YOUR TASK:
Below are some records; find each line that carries the word "title" and copy it.

(Dataset rows describing interfaces)
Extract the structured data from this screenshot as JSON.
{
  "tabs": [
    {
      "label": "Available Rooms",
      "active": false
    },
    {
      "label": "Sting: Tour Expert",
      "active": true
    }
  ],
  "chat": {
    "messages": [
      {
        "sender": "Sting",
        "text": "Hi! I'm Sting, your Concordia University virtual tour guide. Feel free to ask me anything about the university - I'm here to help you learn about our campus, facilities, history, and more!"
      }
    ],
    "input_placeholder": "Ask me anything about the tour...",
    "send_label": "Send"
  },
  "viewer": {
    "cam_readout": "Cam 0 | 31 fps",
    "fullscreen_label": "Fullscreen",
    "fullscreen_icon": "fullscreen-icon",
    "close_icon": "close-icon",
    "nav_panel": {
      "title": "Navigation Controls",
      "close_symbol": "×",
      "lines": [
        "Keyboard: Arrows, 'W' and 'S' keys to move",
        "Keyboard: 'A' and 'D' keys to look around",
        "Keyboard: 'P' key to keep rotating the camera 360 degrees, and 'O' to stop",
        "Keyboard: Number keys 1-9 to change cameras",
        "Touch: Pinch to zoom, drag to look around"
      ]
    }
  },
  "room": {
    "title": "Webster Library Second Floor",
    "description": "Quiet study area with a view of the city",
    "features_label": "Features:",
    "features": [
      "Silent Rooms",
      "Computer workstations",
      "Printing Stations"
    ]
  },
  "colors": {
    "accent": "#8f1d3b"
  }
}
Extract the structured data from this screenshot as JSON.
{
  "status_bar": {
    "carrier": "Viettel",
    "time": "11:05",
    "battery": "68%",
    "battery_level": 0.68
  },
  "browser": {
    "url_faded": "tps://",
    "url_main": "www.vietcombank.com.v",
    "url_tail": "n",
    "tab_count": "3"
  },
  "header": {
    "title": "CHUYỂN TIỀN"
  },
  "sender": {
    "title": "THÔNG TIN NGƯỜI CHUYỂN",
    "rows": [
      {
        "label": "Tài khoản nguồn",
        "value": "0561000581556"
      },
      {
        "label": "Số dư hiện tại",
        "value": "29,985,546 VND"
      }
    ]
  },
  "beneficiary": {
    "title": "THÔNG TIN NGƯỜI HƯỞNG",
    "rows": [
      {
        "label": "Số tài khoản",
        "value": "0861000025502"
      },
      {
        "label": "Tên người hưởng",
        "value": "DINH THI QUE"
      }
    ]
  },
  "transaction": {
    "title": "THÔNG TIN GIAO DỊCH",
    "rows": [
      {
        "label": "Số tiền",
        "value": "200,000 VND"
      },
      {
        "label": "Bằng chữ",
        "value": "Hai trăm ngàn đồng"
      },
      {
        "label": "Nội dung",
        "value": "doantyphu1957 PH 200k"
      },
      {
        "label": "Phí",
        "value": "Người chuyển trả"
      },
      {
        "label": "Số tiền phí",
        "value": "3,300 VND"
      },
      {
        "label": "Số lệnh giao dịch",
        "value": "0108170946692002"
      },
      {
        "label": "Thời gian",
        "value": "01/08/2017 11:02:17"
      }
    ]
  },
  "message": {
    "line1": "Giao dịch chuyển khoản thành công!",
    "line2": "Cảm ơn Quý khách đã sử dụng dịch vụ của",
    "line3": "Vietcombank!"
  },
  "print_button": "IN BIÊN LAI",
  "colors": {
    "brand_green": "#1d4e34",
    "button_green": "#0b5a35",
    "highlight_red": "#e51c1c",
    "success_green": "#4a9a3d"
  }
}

PROBLEM SOLUTION:
      "title": "Navigation Controls",
    "title": "Webster Library Second Floor",
    "title": "CHUYỂN TIỀN"
    "title": "THÔNG TIN NGƯỜI CHUYỂN",
    "title": "THÔNG TIN NGƯỜI HƯỞNG",
    "title": "THÔNG TIN GIAO DỊCH",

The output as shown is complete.